Things to do with Curds.

Milk curds find their way into most of our refrigerators these days in the form of “cottage cheese” – a product with a pure-white, squeaky-clean, virtuous, low-fat, health-food sort of reputation. I like cottage cheese, don’t get me wrong, but I am sure you will agree that it has not a shred of naughtiness associated with it. But it could, Oh! It could, if it were tempted with the right amount of eggs and butter and sugar.

Here is a marvelous yeast-leavened “cake” or sweet bread made with curds and flavoured with ginger, then soaked in melted butter after baking:

To make a great Curd Loafe.
Take the Curds of three quarts of new milk cleane wheyed and rub into them a little of the finest flower [flour] you can get, then take half a race of Ginger, and slice it very thin, and put into your Curds with a little salt, then take halfe a pint of good Ale yeast and put to it, then take tenne Eggs but three of the whites, let there be so much flower as will make it into a reasonable stiffe Past [paste], then put into an indifferent hot Cloath, and lay it before the fire to rise while your Oven is heating, then make it up into a Loaf, and when it is Baked, cut up the top of the Loaf, and put in a pound and a halfe of melted Butter, and a good deale of Sugar in it.
The Compleat Cook (1655).
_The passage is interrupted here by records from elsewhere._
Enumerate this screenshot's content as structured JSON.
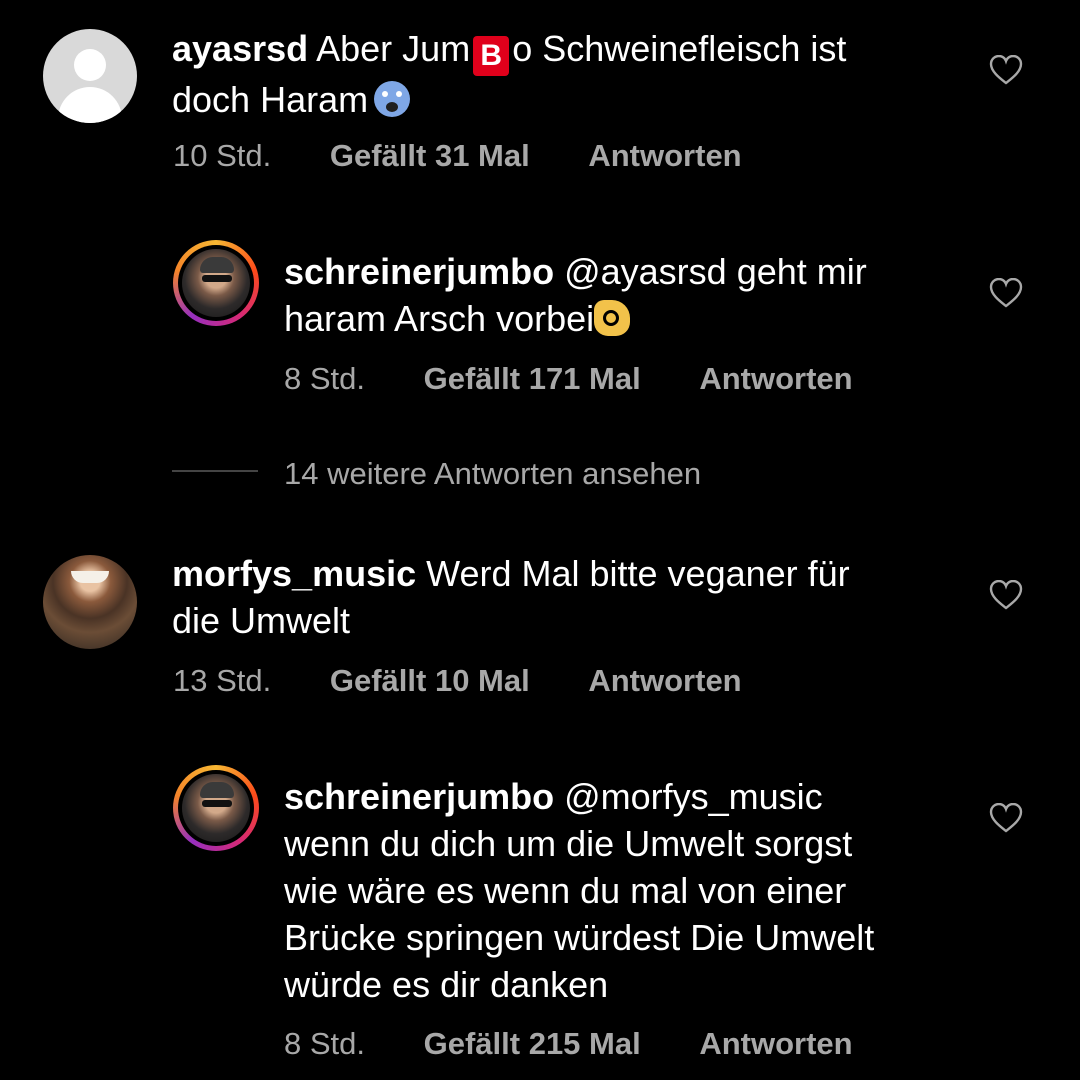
{
  "comments": [
    {
      "username": "ayasrsd",
      "text_before": "Aber Jum",
      "emoji_b": "🅱",
      "text_after": "o Schweinefleisch ist",
      "line2": "doch Haram",
      "emoji": "😱",
      "time": "10 Std.",
      "likes": "Gefällt 31 Mal",
      "reply_label": "Antworten",
      "replies": [
        {
          "username": "schreinerjumbo",
          "mention": "@ayasrsd",
          "line1_rest": "geht mir",
          "line2": "haram Arsch vorbei",
          "emoji": "👌",
          "time": "8 Std.",
          "likes": "Gefällt 171 Mal",
          "reply_label": "Antworten"
        }
      ],
      "more_replies": "14 weitere Antworten ansehen"
    },
    {
      "username": "morfys_music",
      "line1_rest": "Werd Mal bitte veganer für",
      "line2": "die Umwelt",
      "time": "13 Std.",
      "likes": "Gefällt 10 Mal",
      "reply_label": "Antworten",
      "replies": [
        {
          "username": "schreinerjumbo",
          "mention": "@morfys_music",
          "lines": [
            "wenn du dich um die Umwelt sorgst",
            "wie wäre es wenn du mal von einer",
            "Brücke springen würdest Die Umwelt",
            "würde es dir danken"
          ],
          "time": "8 Std.",
          "likes": "Gefällt 215 Mal",
          "reply_label": "Antworten"
        }
      ]
    }
  ],
  "icons": {
    "like": "heart-outline-icon",
    "default_avatar": "person-icon"
  },
  "colors": {
    "background": "#000000",
    "text": "#ffffff",
    "secondary": "#a8a8a8"
  }
}
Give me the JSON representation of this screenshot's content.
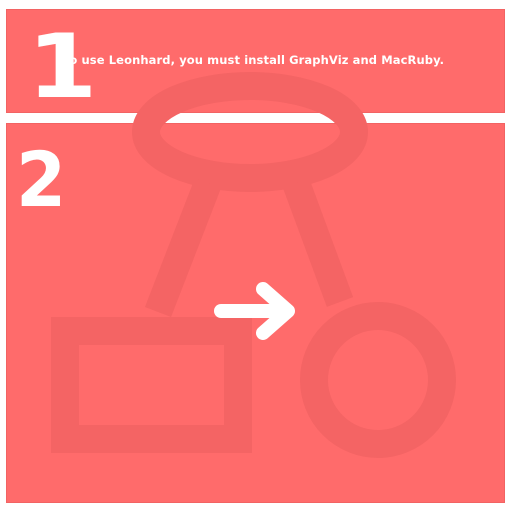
{
  "steps": [
    {
      "number": "1",
      "text": "To use Leonhard, you must install GraphViz and MacRuby."
    },
    {
      "number": "2"
    }
  ],
  "icons": {
    "background": "graph-diagram-icon",
    "arrow": "right-arrow-icon"
  },
  "colors": {
    "panel": "#ff6b6b",
    "diagram": "#f46464",
    "text": "#ffffff"
  }
}
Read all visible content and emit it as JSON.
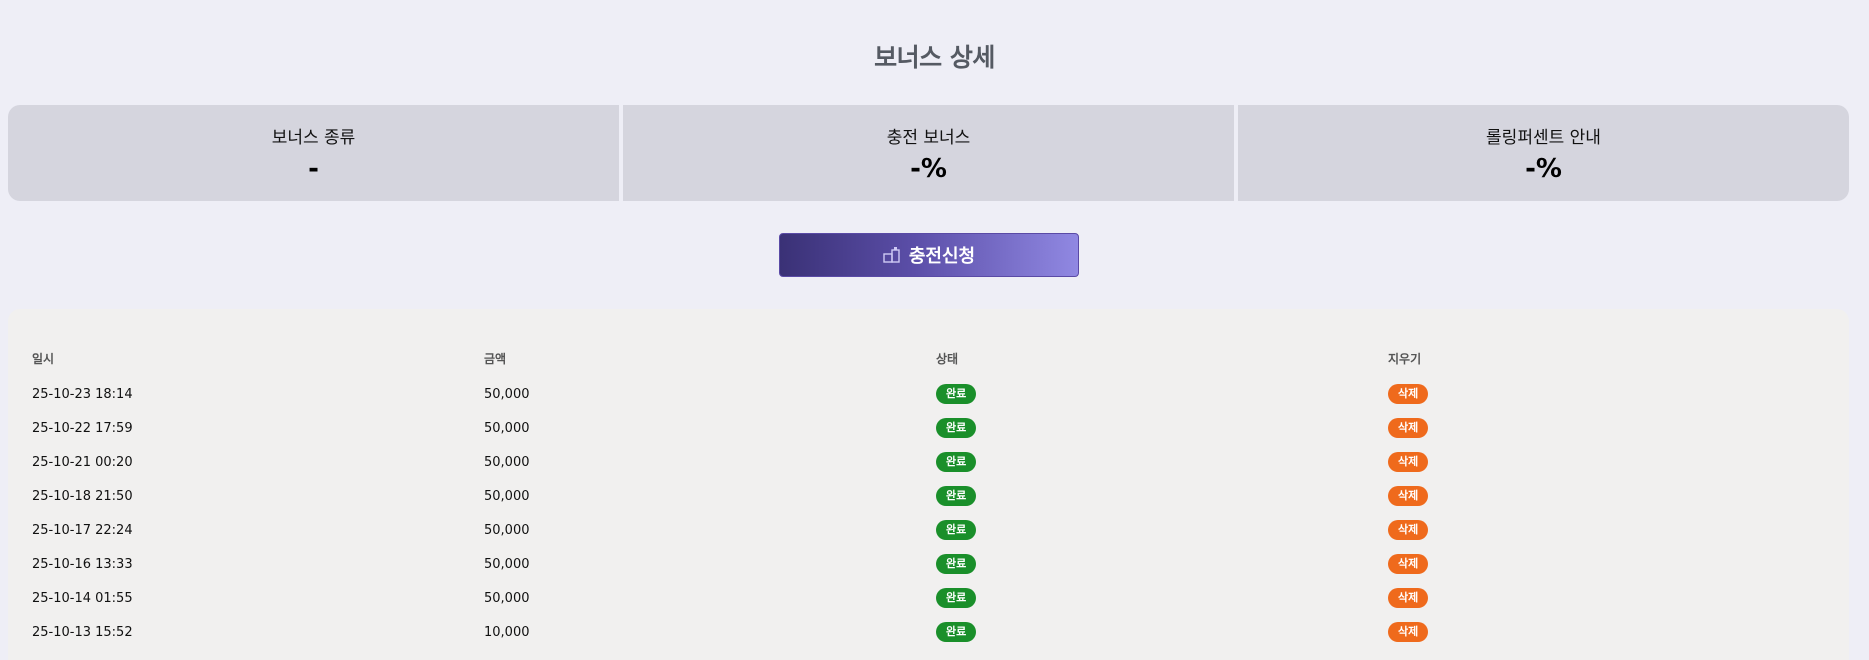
{
  "page_title": "보너스 상세",
  "cards": [
    {
      "label": "보너스 종류",
      "value": "-"
    },
    {
      "label": "충전 보너스",
      "value": "-%"
    },
    {
      "label": "롤링퍼센트 안내",
      "value": "-%"
    }
  ],
  "charge_button": {
    "label": "충전신청",
    "icon": "gift-icon"
  },
  "table": {
    "headers": {
      "date": "일시",
      "amount": "금액",
      "status": "상태",
      "delete": "지우기"
    },
    "rows": [
      {
        "date": "25-10-23 18:14",
        "amount": "50,000",
        "status": "완료",
        "delete": "삭제"
      },
      {
        "date": "25-10-22 17:59",
        "amount": "50,000",
        "status": "완료",
        "delete": "삭제"
      },
      {
        "date": "25-10-21 00:20",
        "amount": "50,000",
        "status": "완료",
        "delete": "삭제"
      },
      {
        "date": "25-10-18 21:50",
        "amount": "50,000",
        "status": "완료",
        "delete": "삭제"
      },
      {
        "date": "25-10-17 22:24",
        "amount": "50,000",
        "status": "완료",
        "delete": "삭제"
      },
      {
        "date": "25-10-16 13:33",
        "amount": "50,000",
        "status": "완료",
        "delete": "삭제"
      },
      {
        "date": "25-10-14 01:55",
        "amount": "50,000",
        "status": "완료",
        "delete": "삭제"
      },
      {
        "date": "25-10-13 15:52",
        "amount": "10,000",
        "status": "완료",
        "delete": "삭제"
      }
    ]
  },
  "colors": {
    "background": "#eeeef6",
    "card_bg": "#d5d5de",
    "button_gradient_start": "#3a3176",
    "button_gradient_end": "#9088e2",
    "status_done": "#1a8f2a",
    "delete_badge": "#ef6a1c"
  }
}
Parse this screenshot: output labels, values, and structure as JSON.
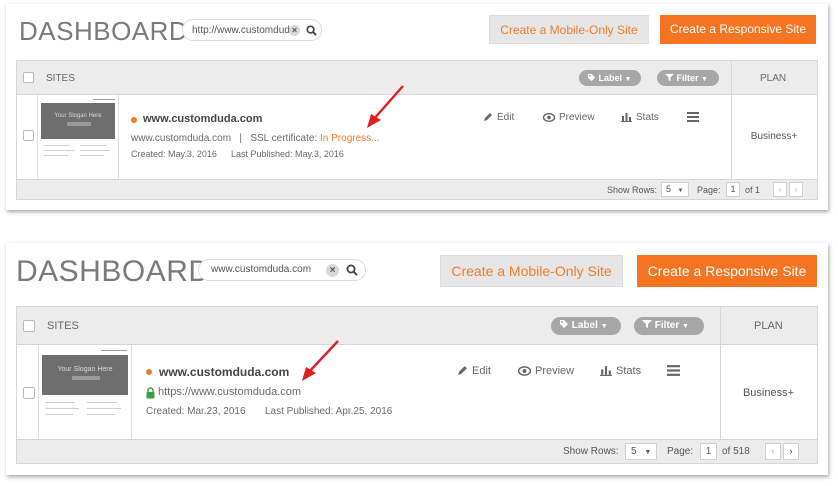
{
  "colors": {
    "accent": "#f47421",
    "header_bg": "#ececec",
    "pill_bg": "#a7a7a7",
    "annotation_arrow": "#e02020",
    "secure_lock": "#3aa040"
  },
  "icons": [
    "search-icon",
    "clear-icon",
    "tag-icon",
    "filter-icon",
    "chevron-down-icon",
    "edit-icon",
    "preview-icon",
    "stats-icon",
    "menu-icon",
    "lock-icon",
    "arrow-annotation"
  ],
  "top": {
    "title": "DASHBOARD",
    "search_value": "http://www.customduda.c",
    "btn_mobile": "Create a Mobile-Only Site",
    "btn_responsive": "Create a Responsive Site",
    "header": {
      "sites": "SITES",
      "label": "Label",
      "filter": "Filter",
      "plan": "PLAN"
    },
    "row": {
      "thumb_slogan": "Your Slogan Here",
      "site_name": "www.customduda.com",
      "url": "www.customduda.com",
      "separator": "|",
      "ssl_label": "SSL certificate:",
      "ssl_status": "In Progress...",
      "created": "Created: May.3, 2016",
      "published": "Last Published: May.3, 2016",
      "edit": "Edit",
      "preview": "Preview",
      "stats": "Stats",
      "plan": "Business+"
    },
    "footer": {
      "show_rows": "Show Rows:",
      "rows": "5",
      "page_label": "Page:",
      "page": "1",
      "of": "of 1"
    }
  },
  "bottom": {
    "title": "DASHBOARD",
    "search_value": "www.customduda.com",
    "btn_mobile": "Create a Mobile-Only Site",
    "btn_responsive": "Create a Responsive Site",
    "header": {
      "sites": "SITES",
      "label": "Label",
      "filter": "Filter",
      "plan": "PLAN"
    },
    "row": {
      "thumb_slogan": "Your Slogan Here",
      "site_name": "www.customduda.com",
      "url": "https://www.customduda.com",
      "created": "Created: Mar.23, 2016",
      "published": "Last Published: Apr.25, 2016",
      "edit": "Edit",
      "preview": "Preview",
      "stats": "Stats",
      "plan": "Business+"
    },
    "footer": {
      "show_rows": "Show Rows:",
      "rows": "5",
      "page_label": "Page:",
      "page": "1",
      "of": "of 518"
    }
  }
}
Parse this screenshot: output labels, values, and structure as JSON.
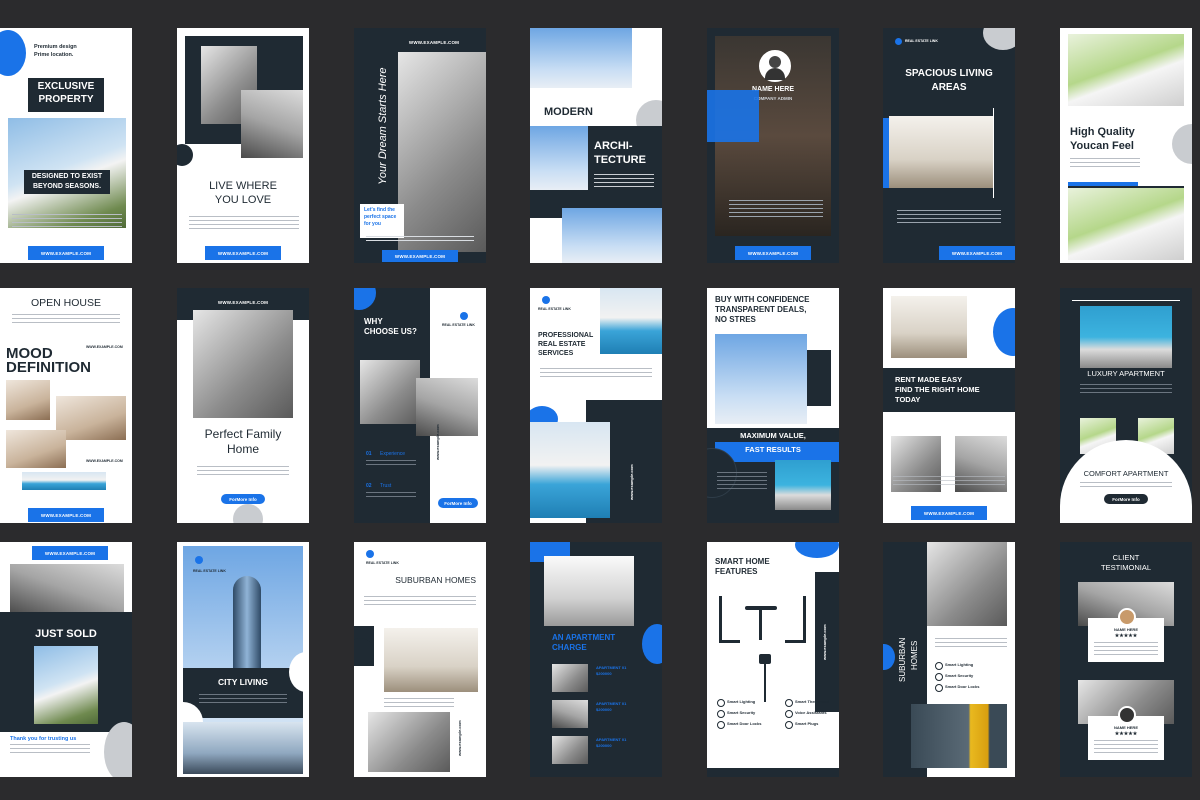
{
  "colors": {
    "background": "#2b2b2d",
    "accent": "#1a73e8",
    "navy": "#1f2a33",
    "grey": "#c9ccd0"
  },
  "url": "WWW.EXAMPLE.COM",
  "url_lower": "www.example.com",
  "card1": {
    "line1": "Premium design",
    "line2": "Prime location.",
    "title1": "EXCLUSIVE",
    "title2": "PROPERTY",
    "caption1": "DESIGNED TO EXIST",
    "caption2": "BEYOND SEASONS."
  },
  "card2": {
    "title1": "LIVE WHERE",
    "title2": "YOU LOVE"
  },
  "card3": {
    "vertical": "Your Dream Starts Here",
    "caption1": "Let's find the",
    "caption2": "perfect space",
    "caption3": "for you"
  },
  "card4": {
    "title1": "MODERN",
    "title2": "ARCHI-",
    "title3": "TECTURE"
  },
  "card5": {
    "name": "NAME HERE",
    "role": "COMPANY ADMIN"
  },
  "card6": {
    "brand": "REAL ESTATE LINK",
    "title1": "SPACIOUS LIVING",
    "title2": "AREAS"
  },
  "card7": {
    "title1": "High Quality",
    "title2": "Youcan Feel"
  },
  "card8": {
    "title": "OPEN HOUSE",
    "big1": "MOOD",
    "big2": "DEFINITION"
  },
  "card9": {
    "title1": "Perfect Family",
    "title2": "Home",
    "button": "ForMore Info"
  },
  "card10": {
    "title1": "WHY",
    "title2": "CHOOSE US?",
    "brand": "REAL ESTATE LINK",
    "item1": "Experience",
    "item2": "Trust",
    "num1": "01",
    "num2": "02",
    "button": "ForMore Info"
  },
  "card11": {
    "brand": "REAL ESTATE LINK",
    "title1": "PROFESSIONAL",
    "title2": "REAL ESTATE",
    "title3": "SERVICES"
  },
  "card12": {
    "title1": "BUY WITH CONFIDENCE",
    "title2": "TRANSPARENT DEALS,",
    "title3": "NO STRES",
    "band1": "MAXIMUM VALUE,",
    "band2": "FAST RESULTS"
  },
  "card13": {
    "title1": "RENT MADE EASY",
    "title2": "FIND THE RIGHT HOME",
    "title3": "TODAY"
  },
  "card14": {
    "title1": "LUXURY APARTMENT",
    "title2": "COMFORT APARTMENT",
    "button": "ForMore Info"
  },
  "card15": {
    "title": "JUST SOLD",
    "footer": "Thank you for trusting us"
  },
  "card16": {
    "brand": "REAL ESTATE LINK",
    "title": "CITY LIVING"
  },
  "card17": {
    "brand": "REAL ESTATE LINK",
    "title": "SUBURBAN HOMES"
  },
  "card18": {
    "title1": "AN APARTMENT",
    "title2": "CHARGE",
    "label": "APARTMENT 01",
    "price": "$200000"
  },
  "card19": {
    "title1": "SMART HOME",
    "title2": "FEATURES",
    "f1": "Smart Lighting",
    "f2": "Smart Thermostat",
    "f3": "Smart Security",
    "f4": "Voice Assistants",
    "f5": "Smart Door Locks",
    "f6": "Smart Plugs"
  },
  "card20": {
    "vertical1": "SUBURBAN",
    "vertical2": "HOMES",
    "f1": "Smart Lighting",
    "f2": "Smart Security",
    "f3": "Smart Door Locks"
  },
  "card21": {
    "title1": "CLIENT",
    "title2": "TESTIMONIAL",
    "name": "NAME HERE"
  }
}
Or how about this version, with extra sin added in the form of fried snippets of dough?

To Make a Cheese Loaf
Take three chopins of new milk; put in as much runnet [rennet] as will make it curdle; press the whey gently from the curd; break the curd, and take equal quantity of grated bread and curd; beat the yolks of a dozen of eggs, and six of the whites; season with beat cinnamon, nutmeg, and fugar; mix in half a mutchkin of sweet cream and a glass of brandy; mix the bread and curd all together, and put a very little salt in it; work it all up to a paste, and dust in two or three spoonfuls of flour as you work it up; take out a piece of it, and roll it out thin to fry; then make the rest up in the shape of a loaf, and fire it in the oven; cut the fried paste in little bits to put round the loaf; cut a hole in the top of the loaf, and pour in some beat-butter, cream, and sugar; send it hot to the table.
The New Practice of Cookery, Pastry, Baking, and Preserving: Being the Country
Housewife's Best Friend (Edinburgh, 1804)


SometimesKate said...

How many inches in a race of ginger?

Anonymous said...

They do sound rather fun, especially when you pour in all the butter at the end. I am sorely tempted, but since I don't know how much a mutchkin is, I have an excuse not to. :-)

The Old Foodie said...

Hi SometimesKate. I dont think ginger measurement is an exact science. An inch of a thick or thin piece of ginger? A race is the root - so a big race or a little race? I just think of an amount and double it when it comes to ginger because I like it!

The Old Foodie said...

Sandra - I will check up on the munchkin! I love the butter in at the end - but how do you think it was eaten? with a spoon or fork?